◆ **TASK PROMPT**: Your answer is every line of the material below in which the string "Default" occurs.

◆ **PROVIDED DATA**:

○ ○ ○ ○ ○

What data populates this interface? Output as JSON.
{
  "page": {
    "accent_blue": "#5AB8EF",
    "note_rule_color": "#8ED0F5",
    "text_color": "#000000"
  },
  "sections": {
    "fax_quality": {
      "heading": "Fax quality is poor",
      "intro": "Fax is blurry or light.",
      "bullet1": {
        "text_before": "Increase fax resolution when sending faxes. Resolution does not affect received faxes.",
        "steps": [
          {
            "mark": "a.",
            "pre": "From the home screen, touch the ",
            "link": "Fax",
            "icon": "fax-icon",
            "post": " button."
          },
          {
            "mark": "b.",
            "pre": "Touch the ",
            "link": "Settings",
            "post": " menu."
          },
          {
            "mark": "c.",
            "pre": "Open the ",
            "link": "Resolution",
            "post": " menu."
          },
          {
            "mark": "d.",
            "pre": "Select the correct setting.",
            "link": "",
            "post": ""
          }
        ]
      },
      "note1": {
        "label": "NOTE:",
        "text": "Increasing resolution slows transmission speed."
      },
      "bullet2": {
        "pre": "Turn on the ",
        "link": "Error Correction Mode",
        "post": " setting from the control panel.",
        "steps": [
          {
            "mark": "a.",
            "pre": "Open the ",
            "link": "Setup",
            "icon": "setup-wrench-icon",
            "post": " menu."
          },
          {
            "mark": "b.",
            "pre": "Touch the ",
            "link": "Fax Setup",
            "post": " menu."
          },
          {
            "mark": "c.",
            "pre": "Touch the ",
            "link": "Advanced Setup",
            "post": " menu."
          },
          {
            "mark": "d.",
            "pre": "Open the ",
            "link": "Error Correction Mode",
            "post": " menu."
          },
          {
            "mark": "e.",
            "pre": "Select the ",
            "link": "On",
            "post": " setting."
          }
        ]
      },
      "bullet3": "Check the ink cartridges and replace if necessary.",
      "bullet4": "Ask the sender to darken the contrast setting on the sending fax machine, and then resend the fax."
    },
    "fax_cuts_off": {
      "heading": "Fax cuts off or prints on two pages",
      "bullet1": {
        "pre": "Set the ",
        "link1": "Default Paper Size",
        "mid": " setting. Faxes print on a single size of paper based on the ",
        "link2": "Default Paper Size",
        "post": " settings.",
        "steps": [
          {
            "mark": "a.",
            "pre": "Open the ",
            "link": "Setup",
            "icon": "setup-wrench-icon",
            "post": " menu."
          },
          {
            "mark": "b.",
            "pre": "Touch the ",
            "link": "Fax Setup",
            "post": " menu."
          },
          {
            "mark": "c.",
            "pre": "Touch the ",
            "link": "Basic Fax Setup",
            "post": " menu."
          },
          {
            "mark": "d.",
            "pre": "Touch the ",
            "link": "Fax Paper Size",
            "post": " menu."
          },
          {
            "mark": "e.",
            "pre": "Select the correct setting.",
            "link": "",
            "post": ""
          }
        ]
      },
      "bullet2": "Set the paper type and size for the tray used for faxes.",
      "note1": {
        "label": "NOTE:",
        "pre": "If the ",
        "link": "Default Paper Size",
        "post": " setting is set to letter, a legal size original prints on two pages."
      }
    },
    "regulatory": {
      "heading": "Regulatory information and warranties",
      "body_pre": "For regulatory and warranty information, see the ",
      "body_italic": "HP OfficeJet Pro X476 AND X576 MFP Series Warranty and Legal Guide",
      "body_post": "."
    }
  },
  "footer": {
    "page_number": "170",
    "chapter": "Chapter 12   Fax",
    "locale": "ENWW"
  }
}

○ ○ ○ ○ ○

◆ **RESPONSE TO THIS TASK**:
        "link1": "Default Paper Size",
        "link2": "Default Paper Size",
        "link": "Default Paper Size",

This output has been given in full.